**WHAT THE EXERCISE ASKS**: When a line in the material beneath includes the word "desc", add it to the count, and report the count alone.

**MATERIAL SHOWN**:
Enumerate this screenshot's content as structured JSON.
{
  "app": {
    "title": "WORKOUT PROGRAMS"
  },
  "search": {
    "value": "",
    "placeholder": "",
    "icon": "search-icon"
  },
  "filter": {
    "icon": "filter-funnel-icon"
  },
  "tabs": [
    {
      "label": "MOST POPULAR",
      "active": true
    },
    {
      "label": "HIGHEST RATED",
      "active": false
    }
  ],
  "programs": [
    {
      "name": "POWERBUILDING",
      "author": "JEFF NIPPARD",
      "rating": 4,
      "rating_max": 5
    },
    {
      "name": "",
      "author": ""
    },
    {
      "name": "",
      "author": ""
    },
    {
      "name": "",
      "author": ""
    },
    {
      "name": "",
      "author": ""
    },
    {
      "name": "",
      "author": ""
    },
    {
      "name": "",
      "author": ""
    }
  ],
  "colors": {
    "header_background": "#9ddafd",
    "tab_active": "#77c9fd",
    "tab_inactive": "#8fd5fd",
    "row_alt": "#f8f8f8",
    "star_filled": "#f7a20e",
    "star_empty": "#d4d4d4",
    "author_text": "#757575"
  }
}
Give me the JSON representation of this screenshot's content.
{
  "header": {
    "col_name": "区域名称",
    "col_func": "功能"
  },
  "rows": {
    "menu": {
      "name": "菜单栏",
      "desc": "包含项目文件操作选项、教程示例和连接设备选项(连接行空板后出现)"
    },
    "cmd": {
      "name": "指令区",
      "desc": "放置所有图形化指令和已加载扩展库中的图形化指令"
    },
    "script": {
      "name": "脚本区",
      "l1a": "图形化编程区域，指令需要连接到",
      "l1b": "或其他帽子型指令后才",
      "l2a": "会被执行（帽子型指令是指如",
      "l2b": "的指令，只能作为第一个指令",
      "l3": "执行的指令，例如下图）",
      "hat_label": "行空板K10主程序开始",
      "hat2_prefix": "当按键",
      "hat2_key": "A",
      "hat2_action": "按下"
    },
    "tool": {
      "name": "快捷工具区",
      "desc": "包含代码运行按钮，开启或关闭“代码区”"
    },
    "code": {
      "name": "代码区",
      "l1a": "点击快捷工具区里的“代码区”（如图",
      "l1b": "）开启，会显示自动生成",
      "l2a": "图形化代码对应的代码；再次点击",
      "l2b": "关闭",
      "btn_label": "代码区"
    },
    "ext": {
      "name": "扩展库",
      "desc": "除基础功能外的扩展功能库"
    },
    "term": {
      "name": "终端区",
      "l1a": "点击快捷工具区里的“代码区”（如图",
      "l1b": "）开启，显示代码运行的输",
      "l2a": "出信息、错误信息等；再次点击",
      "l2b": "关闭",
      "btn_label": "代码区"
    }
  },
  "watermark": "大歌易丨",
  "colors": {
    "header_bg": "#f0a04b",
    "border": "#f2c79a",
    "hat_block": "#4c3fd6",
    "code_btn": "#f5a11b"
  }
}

**TASK RESPONSE**: 4